What needs to be done:
Would you retype each of the records exactly as shown?
*** Opening of Input data ***
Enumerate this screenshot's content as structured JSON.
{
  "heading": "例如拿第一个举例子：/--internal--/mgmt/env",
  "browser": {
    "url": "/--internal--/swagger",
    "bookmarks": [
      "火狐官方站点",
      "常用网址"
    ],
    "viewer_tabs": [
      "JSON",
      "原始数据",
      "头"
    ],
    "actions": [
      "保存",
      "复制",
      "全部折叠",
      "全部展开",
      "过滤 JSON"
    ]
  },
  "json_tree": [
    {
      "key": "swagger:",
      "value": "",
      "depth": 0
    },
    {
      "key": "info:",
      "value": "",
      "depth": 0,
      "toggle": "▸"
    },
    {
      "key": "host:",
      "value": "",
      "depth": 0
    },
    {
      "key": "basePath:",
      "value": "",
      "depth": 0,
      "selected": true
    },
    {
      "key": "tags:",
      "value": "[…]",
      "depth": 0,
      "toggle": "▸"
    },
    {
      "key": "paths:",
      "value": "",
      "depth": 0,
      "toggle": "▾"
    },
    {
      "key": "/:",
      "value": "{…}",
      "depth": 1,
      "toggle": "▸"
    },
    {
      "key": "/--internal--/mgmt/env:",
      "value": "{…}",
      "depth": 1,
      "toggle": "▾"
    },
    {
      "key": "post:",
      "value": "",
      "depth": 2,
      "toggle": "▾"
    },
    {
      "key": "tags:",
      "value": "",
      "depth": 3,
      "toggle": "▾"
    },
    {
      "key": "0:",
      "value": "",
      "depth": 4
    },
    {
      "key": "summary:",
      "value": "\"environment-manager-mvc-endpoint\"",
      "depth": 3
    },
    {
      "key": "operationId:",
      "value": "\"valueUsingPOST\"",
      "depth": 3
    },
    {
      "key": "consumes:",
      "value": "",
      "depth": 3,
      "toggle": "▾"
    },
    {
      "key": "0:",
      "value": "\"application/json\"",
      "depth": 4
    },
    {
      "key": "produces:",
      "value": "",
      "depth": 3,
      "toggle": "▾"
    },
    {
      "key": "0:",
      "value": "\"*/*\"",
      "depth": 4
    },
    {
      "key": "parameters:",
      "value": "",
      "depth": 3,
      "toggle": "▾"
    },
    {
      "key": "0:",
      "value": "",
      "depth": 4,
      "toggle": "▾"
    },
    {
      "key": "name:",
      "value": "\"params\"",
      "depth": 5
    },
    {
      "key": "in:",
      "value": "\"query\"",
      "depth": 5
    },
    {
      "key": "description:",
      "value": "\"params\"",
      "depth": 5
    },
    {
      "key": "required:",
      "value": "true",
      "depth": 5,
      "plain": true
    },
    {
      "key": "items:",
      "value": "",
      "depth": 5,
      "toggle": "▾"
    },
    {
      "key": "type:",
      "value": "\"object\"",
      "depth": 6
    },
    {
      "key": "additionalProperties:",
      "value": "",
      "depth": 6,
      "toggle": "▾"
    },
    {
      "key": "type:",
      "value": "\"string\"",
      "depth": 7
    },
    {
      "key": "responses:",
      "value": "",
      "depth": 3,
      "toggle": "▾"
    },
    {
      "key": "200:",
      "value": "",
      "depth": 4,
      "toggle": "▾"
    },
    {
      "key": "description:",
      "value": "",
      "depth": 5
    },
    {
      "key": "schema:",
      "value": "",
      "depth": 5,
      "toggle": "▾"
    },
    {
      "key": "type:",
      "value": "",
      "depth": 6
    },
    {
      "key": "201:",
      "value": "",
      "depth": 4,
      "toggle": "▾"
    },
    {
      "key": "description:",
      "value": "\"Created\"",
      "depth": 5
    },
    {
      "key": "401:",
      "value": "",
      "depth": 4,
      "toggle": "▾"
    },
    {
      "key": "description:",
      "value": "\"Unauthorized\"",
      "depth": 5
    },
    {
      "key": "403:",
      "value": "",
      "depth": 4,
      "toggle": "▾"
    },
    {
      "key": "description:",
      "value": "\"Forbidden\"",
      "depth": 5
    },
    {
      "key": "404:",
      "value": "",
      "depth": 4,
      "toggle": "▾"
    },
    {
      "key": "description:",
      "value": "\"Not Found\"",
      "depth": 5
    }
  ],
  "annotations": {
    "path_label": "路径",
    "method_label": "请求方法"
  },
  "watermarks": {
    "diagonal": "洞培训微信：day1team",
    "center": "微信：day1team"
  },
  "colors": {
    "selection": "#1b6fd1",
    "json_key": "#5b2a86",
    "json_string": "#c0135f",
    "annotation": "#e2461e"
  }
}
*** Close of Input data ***
Answer to this task:
Enumerate this screenshot's content as structured JSON.
{
  "heading": "例如拿第一个举例子：/--internal--/mgmt/env",
  "browser": {
    "url": "/--internal--/swagger",
    "bookmarks": [
      "火狐官方站点",
      "常用网址"
    ],
    "viewer_tabs": [
      "JSON",
      "原始数据",
      "头"
    ],
    "actions": [
      "保存",
      "复制",
      "全部折叠",
      "全部展开",
      "过滤 JSON"
    ]
  },
  "json_tree": [
    {
      "key": "swagger:",
      "value": "",
      "depth": 0
    },
    {
      "key": "info:",
      "value": "",
      "depth": 0,
      "toggle": "▸"
    },
    {
      "key": "host:",
      "value": "",
      "depth": 0
    },
    {
      "key": "basePath:",
      "value": "",
      "depth": 0,
      "selected": true
    },
    {
      "key": "tags:",
      "value": "[…]",
      "depth": 0,
      "toggle": "▸"
    },
    {
      "key": "paths:",
      "value": "",
      "depth": 0,
      "toggle": "▾"
    },
    {
      "key": "/:",
      "value": "{…}",
      "depth": 1,
      "toggle": "▸"
    },
    {
      "key": "/--internal--/mgmt/env:",
      "value": "{…}",
      "depth": 1,
      "toggle": "▾"
    },
    {
      "key": "post:",
      "value": "",
      "depth": 2,
      "toggle": "▾"
    },
    {
      "key": "tags:",
      "value": "",
      "depth": 3,
      "toggle": "▾"
    },
    {
      "key": "0:",
      "value": "",
      "depth": 4
    },
    {
      "key": "summary:",
      "value": "\"environment-manager-mvc-endpoint\"",
      "depth": 3
    },
    {
      "key": "operationId:",
      "value": "\"valueUsingPOST\"",
      "depth": 3
    },
    {
      "key": "consumes:",
      "value": "",
      "depth": 3,
      "toggle": "▾"
    },
    {
      "key": "0:",
      "value": "\"application/json\"",
      "depth": 4
    },
    {
      "key": "produces:",
      "value": "",
      "depth": 3,
      "toggle": "▾"
    },
    {
      "key": "0:",
      "value": "\"*/*\"",
      "depth": 4
    },
    {
      "key": "parameters:",
      "value": "",
      "depth": 3,
      "toggle": "▾"
    },
    {
      "key": "0:",
      "value": "",
      "depth": 4,
      "toggle": "▾"
    },
    {
      "key": "name:",
      "value": "\"params\"",
      "depth": 5
    },
    {
      "key": "in:",
      "value": "\"query\"",
      "depth": 5
    },
    {
      "key": "description:",
      "value": "\"params\"",
      "depth": 5
    },
    {
      "key": "required:",
      "value": "true",
      "depth": 5,
      "plain": true
    },
    {
      "key": "items:",
      "value": "",
      "depth": 5,
      "toggle": "▾"
    },
    {
      "key": "type:",
      "value": "\"object\"",
      "depth": 6
    },
    {
      "key": "additionalProperties:",
      "value": "",
      "depth": 6,
      "toggle": "▾"
    },
    {
      "key": "type:",
      "value": "\"string\"",
      "depth": 7
    },
    {
      "key": "responses:",
      "value": "",
      "depth": 3,
      "toggle": "▾"
    },
    {
      "key": "200:",
      "value": "",
      "depth": 4,
      "toggle": "▾"
    },
    {
      "key": "description:",
      "value": "",
      "depth": 5
    },
    {
      "key": "schema:",
      "value": "",
      "depth": 5,
      "toggle": "▾"
    },
    {
      "key": "type:",
      "value": "",
      "depth": 6
    },
    {
      "key": "201:",
      "value": "",
      "depth": 4,
      "toggle": "▾"
    },
    {
      "key": "description:",
      "value": "\"Created\"",
      "depth": 5
    },
    {
      "key": "401:",
      "value": "",
      "depth": 4,
      "toggle": "▾"
    },
    {
      "key": "description:",
      "value": "\"Unauthorized\"",
      "depth": 5
    },
    {
      "key": "403:",
      "value": "",
      "depth": 4,
      "toggle": "▾"
    },
    {
      "key": "description:",
      "value": "\"Forbidden\"",
      "depth": 5
    },
    {
      "key": "404:",
      "value": "",
      "depth": 4,
      "toggle": "▾"
    },
    {
      "key": "description:",
      "value": "\"Not Found\"",
      "depth": 5
    }
  ],
  "annotations": {
    "path_label": "路径",
    "method_label": "请求方法"
  },
  "watermarks": {
    "diagonal": "洞培训微信：day1team",
    "center": "微信：day1team"
  },
  "colors": {
    "selection": "#1b6fd1",
    "json_key": "#5b2a86",
    "json_string": "#c0135f",
    "annotation": "#e2461e"
  }
}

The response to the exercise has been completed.